It is outrageous that Administrator Gina McCarthy refuses to acknowledge the citizens living near the Bridgeton/West Lake Superfund site. What is wrong with her? Just Moms STL wrote a letter requesting a meeting in May of 2015 and never even received an acknowledgement that they asked for a meeting. They traveled to Washington, DC anyway in hopes of seeing McCarthy after their federal delegation of senators and congress representatives sent a letter to encourage McCarthy to meet with them. The community received nothing from the office of the Administrator. Not a call, a letter or even an e-mail saying she had a prior commitment or was on travel.

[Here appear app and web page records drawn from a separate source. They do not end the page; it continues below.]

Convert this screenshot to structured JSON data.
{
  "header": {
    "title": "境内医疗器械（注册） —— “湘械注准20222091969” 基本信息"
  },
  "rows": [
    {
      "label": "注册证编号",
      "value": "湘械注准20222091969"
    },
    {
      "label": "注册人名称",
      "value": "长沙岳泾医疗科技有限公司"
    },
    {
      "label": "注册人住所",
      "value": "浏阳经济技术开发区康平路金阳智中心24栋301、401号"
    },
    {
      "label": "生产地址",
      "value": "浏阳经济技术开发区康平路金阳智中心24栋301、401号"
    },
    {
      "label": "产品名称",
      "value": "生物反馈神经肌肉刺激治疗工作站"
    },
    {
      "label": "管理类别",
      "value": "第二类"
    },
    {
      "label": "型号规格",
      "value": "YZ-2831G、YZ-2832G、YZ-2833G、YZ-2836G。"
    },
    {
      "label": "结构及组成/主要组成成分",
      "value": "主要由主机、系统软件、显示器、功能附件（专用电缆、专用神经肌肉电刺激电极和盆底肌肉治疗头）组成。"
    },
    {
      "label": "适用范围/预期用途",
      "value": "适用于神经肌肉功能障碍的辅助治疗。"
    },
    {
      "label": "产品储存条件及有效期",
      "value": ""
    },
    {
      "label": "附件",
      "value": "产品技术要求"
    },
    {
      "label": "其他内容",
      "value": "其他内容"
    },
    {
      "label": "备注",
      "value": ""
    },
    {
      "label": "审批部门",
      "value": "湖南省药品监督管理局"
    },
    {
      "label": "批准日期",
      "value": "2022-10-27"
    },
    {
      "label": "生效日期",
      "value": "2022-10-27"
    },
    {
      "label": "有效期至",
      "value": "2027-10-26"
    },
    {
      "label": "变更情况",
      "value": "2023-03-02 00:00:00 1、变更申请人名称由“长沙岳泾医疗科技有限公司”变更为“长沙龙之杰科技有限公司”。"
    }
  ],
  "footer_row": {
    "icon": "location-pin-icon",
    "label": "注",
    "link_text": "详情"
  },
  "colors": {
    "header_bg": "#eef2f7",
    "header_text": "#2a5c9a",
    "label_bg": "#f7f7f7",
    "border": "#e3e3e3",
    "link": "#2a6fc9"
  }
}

A second letter was sent this past fall to say the community leaders are planning to travel to Washington, D.C. in February and would she please meet with them to discuss the Superfund site which has been mismanaged by her regional staff. Again there was silence. I personally called every day but one in the month of January and February leading up to the date that local people were traveling to D.C. On many occasions when I called, all I received was a voice mail message that asked me to leave a message and someone would get back to me. I left message after message and no one, not a single person from the agency returned my call.

On a few occasions I actually talked to a woman who answered the phone. She was courteous and respectful and always promised to deliver the message to scheduling department. “Someone will call you back soon.” But no one ever called. The citizens living around the site began a telephone campaign to McCarthy’s office. It was only a week until they travel to D.C. and no one provided an answer if McCarthy would meet or not. The community sold cupcakes, brownies, t-shirts, and worked hard to raise the funds to visit D.C. and meet with the Administrator to explain what was going on from their perspective.

With a slim chance of meeting with McCarthy, now two years since their first request for a meeting was made, they climb